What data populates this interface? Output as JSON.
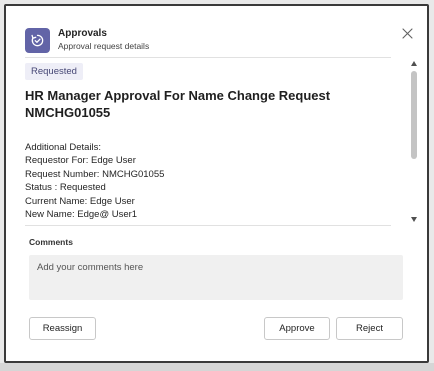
{
  "header": {
    "app_title": "Approvals",
    "app_subtitle": "Approval request details",
    "icon": "approvals-icon",
    "close_icon": "close-icon"
  },
  "card": {
    "status_badge": "Requested",
    "title": "HR Manager Approval For Name Change Request NMCHG01055",
    "details": [
      "Additional Details:",
      "Requestor For: Edge User",
      "Request Number: NMCHG01055",
      "Status : Requested",
      "Current Name: Edge  User",
      "New Name: Edge@  User1"
    ]
  },
  "comments": {
    "label": "Comments",
    "placeholder": "Add your comments here",
    "value": ""
  },
  "actions": {
    "reassign": "Reassign",
    "approve": "Approve",
    "reject": "Reject"
  },
  "colors": {
    "accent": "#6264a7",
    "badge_bg": "#eeeef7",
    "badge_text": "#464775"
  }
}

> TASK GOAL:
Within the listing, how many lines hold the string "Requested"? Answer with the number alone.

> RESPONSE BOX:
2